A good example of this is Tesla's full self driving (FSD) software launch. The software itself was installed and unlocked via a series of OTA updates (along with customers purchasing a full self-driving package). However, shortly after the beta's launch around Thanksgiving 2022, accident reports started pouring in. The reports of FSD-related accidents and traffic violations led to a large Tesla recall, with an estimated 360,000 or more vehicles affected. Customers were told to look out for an update and to avoid using FSD until said update was installed. So while updating your version of Windows can be put on the back burner ad infinitum — it may be a bad idea to avoid updating your car when the opportunity arises.

There are downsides

OTA updates are an incredibly convenient way to keep your car running smoothly and remain up to date with the latest features. But there is a very small catch. It adds a vulnerability, however small, that wasn't previously there.

You can do an awful lot to an older car, but you can't hack into it. With an OTA update enabled car, you can theoretically hack into the servers sending out updates, inject your own code, then do some pretty awful things to the vehicles installing your "update." This is a tremendously difficult thing to do, but large companies are hacked all of the time. At the mild end of the spectrum, this could simply be another way a thief could crack into and ultimately steal your car.
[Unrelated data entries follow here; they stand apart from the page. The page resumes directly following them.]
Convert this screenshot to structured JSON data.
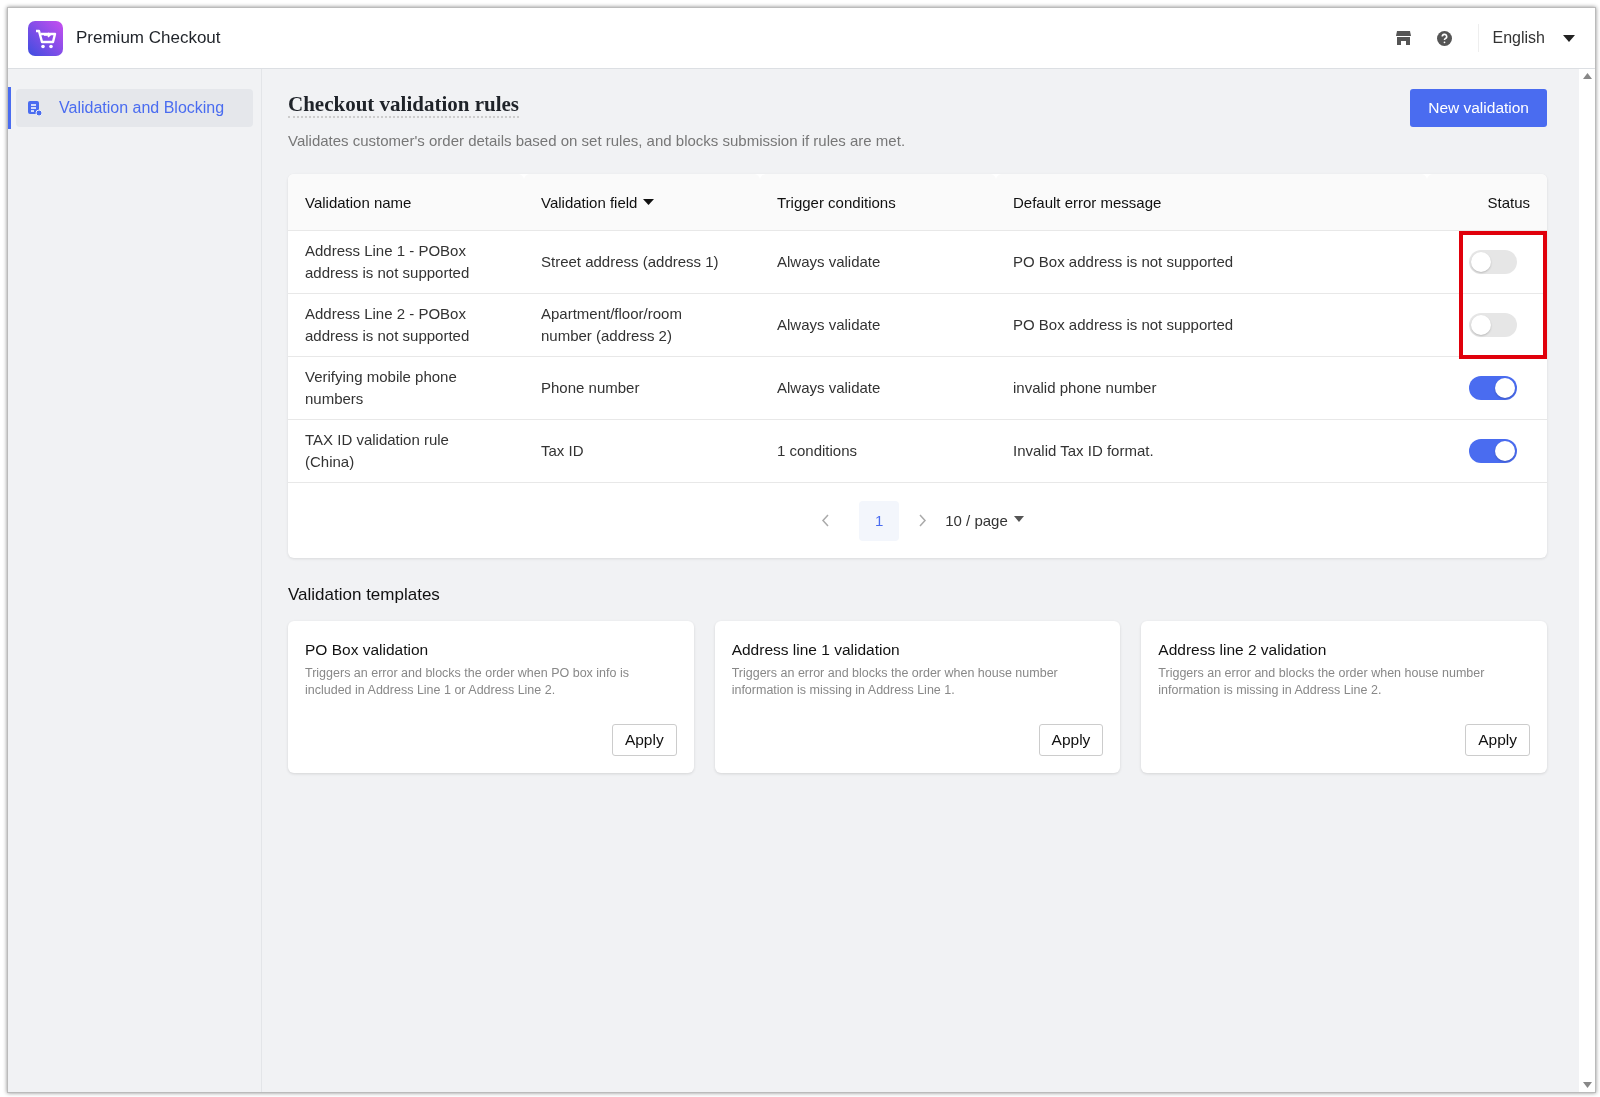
{
  "header": {
    "app_name": "Premium Checkout",
    "language": "English"
  },
  "sidebar": {
    "items": [
      {
        "label": "Validation and Blocking",
        "selected": true
      }
    ]
  },
  "page": {
    "title": "Checkout validation rules",
    "description": "Validates customer's order details based on set rules, and blocks submission if rules are met.",
    "new_button": "New validation"
  },
  "table": {
    "columns": [
      "Validation name",
      "Validation field",
      "Trigger conditions",
      "Default error message",
      "Status"
    ],
    "rows": [
      {
        "name": "Address Line 1 - POBox address is not supported",
        "field": "Street address (address 1)",
        "trigger": "Always validate",
        "message": "PO Box address is not supported",
        "on": false,
        "highlighted": true
      },
      {
        "name": "Address Line 2 - POBox address is not supported",
        "field": "Apartment/floor/room number (address 2)",
        "trigger": "Always validate",
        "message": "PO Box address is not supported",
        "on": false,
        "highlighted": true
      },
      {
        "name": "Verifying mobile phone numbers",
        "field": "Phone number",
        "trigger": "Always validate",
        "message": "invalid phone number",
        "on": true,
        "highlighted": false
      },
      {
        "name": "TAX ID validation rule (China)",
        "field": "Tax ID",
        "trigger": "1 conditions",
        "message": "Invalid Tax ID format.",
        "on": true,
        "highlighted": false
      }
    ],
    "pagination": {
      "pages": [
        {
          "label": "1",
          "selected": true
        }
      ],
      "page_size": "10 / page"
    }
  },
  "templates": {
    "title": "Validation templates",
    "cards": [
      {
        "title": "PO Box validation",
        "description": "Triggers an error and blocks the order when PO box info is included in Address Line 1 or Address Line 2.",
        "button": "Apply"
      },
      {
        "title": "Address line 1 validation",
        "description": "Triggers an error and blocks the order when house number information is missing in Address Line 1.",
        "button": "Apply"
      },
      {
        "title": "Address line 2 validation",
        "description": "Triggers an error and blocks the order when house number information is missing in Address Line 2.",
        "button": "Apply"
      }
    ]
  }
}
Looking at things like ransomware, it may be possible for a bad actor to lock your vehicle down and refuse to "unlock" it until a ransom has been paid. On the extreme end, a hack could be used to kill someone — or that's what cybersecurity expert Professor Justin Cappos claims, anyway (via The Drive).

The ability to send software to vehicles, coupled with upcoming advancements like self-driving software, also opens drivers up to other examples of dystopian nonsense. This ranges from things like BMW's controversial heated seats policy, to a vehicle theoretically repossessing itself. Consumer unfriendly actions are possible regardless of whether or not OTA updates exist, but the feature makes said policies a lot simpler to implement.

They're only going to get more common

Love them or hate them, you can't halt progress. Over-the-air updates are only going to become more common as new vehicles with the feature hit the market, and older vehicles with the feature trickle into the second hand market. The feature is still arguably rare, and only available in what many would consider new and cutting edge vehicles. But it's going to get more common across the board for a number of reasons.

The first is convenience. It makes life a lot easier for the customers, and can save manufacturers both time and money. Instead of using dealership staff to handle things like recalls, manufacturers can instead push many fixes out over the air — which saves them an absolute fortune. The customer also saves an afternoon, and everybody wins. While there are minor risks, these are negligible and far outweighed by the system's obvious benefits.

Then there is the increasing popularity of electric vehicles. Many EVs feature OTA updates as standard. With the green vehicles featuring more electrical components as standard, OTA updates are arguably the best way to keep one optimized. Manufacturers also enjoy cramming as much cutting-edge tech into their EVs as possible. So if you have yet to experience an OTA update, you're more than likely to do so at some point in the near future. That is, unless you have automatic updates on and don't even notice.